Rust: The Longest War is an entertaining, quirky tour through the landscape of oxidation and other forms of corrosion. It's full of stories about decaying structures, heroic solutions and characters whose egos and short-sightedness made bad problems worse; Jonathan Waldman introduces readers to people obsessed with documenting, studying and circumventing rust's destructive effects.

At 3% of GDP, Waldman notes in his introduction, "rust is costlier than all other natural disasters combined." The Statue of Liberty is a textbook example of its unstoppable and malignant nature. The statue's restoration in the 1980s was prompted by the accidental discovery that its cast-iron frame was near collapse from catastrophic rust. The project triggered political battles, strange alliances and the most successful fundraising campaign in U.S. history.

Waldman's section on aluminum beverage cans is equally strong; his irreverent wit, nose for a good story and investigative journalist's need for answers are on full display. He enrolls in Can School, a program offered by the world's largest supplier of aluminum beverage cans, and is all but blacklisted when he asks troubling questions about can failure and the risks of using BPA, a suspected carcinogen, to prevent corrosion.
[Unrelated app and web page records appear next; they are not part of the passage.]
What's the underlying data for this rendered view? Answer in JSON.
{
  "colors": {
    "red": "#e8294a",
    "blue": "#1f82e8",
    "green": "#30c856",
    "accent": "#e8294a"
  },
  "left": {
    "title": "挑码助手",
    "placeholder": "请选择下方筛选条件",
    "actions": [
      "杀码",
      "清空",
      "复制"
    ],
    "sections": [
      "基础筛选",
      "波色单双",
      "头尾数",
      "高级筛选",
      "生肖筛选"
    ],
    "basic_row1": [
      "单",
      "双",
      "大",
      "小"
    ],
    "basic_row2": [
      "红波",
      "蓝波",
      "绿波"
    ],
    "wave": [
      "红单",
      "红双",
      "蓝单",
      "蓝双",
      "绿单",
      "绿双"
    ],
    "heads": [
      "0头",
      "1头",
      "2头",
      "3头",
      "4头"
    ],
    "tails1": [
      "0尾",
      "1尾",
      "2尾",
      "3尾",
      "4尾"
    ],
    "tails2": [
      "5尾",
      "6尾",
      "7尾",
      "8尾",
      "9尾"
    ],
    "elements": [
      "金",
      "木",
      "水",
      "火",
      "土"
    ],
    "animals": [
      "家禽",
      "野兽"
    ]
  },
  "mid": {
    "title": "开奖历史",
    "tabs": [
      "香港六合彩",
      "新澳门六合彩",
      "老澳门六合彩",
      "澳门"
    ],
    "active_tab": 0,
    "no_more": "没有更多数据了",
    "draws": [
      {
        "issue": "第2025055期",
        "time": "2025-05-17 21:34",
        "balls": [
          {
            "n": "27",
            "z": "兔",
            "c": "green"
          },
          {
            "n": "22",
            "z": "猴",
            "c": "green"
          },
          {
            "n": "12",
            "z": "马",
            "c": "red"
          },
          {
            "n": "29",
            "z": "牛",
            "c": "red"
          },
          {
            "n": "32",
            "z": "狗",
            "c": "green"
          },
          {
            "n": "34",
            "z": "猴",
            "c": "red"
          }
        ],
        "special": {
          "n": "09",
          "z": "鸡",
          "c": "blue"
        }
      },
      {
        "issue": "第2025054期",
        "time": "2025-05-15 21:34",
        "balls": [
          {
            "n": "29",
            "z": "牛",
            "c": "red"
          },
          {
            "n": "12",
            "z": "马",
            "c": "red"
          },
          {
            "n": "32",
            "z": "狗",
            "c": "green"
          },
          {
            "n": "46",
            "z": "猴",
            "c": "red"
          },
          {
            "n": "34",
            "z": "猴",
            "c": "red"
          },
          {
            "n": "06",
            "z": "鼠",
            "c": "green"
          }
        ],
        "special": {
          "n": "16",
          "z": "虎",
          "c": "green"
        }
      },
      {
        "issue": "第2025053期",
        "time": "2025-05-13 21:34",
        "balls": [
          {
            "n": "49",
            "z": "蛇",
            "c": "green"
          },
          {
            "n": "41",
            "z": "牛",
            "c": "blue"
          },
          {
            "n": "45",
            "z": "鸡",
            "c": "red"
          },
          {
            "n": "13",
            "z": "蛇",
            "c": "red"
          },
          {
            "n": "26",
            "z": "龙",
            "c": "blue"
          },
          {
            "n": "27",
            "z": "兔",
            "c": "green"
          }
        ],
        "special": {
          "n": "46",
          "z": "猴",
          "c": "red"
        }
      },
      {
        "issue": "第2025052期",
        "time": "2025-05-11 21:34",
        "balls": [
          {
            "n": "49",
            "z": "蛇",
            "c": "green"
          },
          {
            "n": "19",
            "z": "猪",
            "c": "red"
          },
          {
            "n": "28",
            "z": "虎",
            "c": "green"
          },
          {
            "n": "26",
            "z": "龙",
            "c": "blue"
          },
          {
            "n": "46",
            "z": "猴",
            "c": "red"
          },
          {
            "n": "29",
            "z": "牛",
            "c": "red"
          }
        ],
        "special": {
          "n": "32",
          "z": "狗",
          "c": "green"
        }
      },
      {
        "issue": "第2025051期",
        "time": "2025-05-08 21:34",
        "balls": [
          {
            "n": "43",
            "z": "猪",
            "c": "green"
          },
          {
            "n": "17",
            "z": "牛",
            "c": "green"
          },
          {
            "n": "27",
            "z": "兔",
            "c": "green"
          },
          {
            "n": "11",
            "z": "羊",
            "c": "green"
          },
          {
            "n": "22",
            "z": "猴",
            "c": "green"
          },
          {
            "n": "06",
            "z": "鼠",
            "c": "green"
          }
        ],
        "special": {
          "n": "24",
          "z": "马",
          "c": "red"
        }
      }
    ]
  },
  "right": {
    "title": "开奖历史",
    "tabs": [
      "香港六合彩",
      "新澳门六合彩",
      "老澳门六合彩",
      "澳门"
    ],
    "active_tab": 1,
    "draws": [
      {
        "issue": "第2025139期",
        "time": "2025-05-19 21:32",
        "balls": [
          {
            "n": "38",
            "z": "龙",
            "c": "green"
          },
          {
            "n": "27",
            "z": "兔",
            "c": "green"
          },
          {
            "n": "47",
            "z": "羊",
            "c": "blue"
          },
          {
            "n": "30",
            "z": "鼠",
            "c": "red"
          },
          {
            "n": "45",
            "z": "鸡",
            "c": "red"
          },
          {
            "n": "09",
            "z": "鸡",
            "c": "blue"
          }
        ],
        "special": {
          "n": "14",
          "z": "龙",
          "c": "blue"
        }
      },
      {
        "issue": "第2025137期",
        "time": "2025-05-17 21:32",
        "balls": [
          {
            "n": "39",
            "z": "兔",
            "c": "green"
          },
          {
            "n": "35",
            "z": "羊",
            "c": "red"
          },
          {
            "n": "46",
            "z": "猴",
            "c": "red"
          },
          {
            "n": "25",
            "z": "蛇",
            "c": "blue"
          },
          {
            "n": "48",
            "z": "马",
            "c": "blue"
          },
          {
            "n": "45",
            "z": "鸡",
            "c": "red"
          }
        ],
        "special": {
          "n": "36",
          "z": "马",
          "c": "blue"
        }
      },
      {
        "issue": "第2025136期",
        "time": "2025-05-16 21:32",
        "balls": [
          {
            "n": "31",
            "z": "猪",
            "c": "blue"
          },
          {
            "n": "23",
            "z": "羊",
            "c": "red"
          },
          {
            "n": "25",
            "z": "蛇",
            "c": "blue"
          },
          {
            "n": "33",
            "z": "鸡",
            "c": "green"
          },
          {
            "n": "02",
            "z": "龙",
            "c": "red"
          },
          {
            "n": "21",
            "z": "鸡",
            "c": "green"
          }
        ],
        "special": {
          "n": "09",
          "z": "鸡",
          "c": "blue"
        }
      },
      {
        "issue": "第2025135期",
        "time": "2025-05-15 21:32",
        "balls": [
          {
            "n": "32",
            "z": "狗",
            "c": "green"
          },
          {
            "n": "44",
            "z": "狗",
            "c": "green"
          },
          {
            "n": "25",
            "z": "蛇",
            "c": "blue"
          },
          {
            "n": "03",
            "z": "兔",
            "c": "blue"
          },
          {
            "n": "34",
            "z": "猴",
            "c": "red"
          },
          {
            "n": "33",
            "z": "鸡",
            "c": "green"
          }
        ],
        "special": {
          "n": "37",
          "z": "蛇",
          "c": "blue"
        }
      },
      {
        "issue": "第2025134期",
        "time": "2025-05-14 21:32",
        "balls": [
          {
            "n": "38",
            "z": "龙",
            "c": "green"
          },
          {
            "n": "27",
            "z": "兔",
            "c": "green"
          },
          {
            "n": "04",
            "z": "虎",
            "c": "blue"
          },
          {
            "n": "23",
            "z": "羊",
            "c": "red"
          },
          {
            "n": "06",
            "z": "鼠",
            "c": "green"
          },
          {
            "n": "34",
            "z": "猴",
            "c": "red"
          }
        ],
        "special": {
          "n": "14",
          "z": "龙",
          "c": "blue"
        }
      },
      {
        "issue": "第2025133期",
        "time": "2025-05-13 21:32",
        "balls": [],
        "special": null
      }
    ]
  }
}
His book is well researched and lively, mixing just enough science with human interest, while offering a case study in corporate business tactics.

Including the story of the inventor of stainless steel and a photographer who captures the hidden beauty of a shuttered and decaying steel mill, Rust is wonderfully told, full of little known facts, sly asides and heroes and villains alike. --Jeanette Zwart, freelance writer and reviewer

Powered by: Xtenit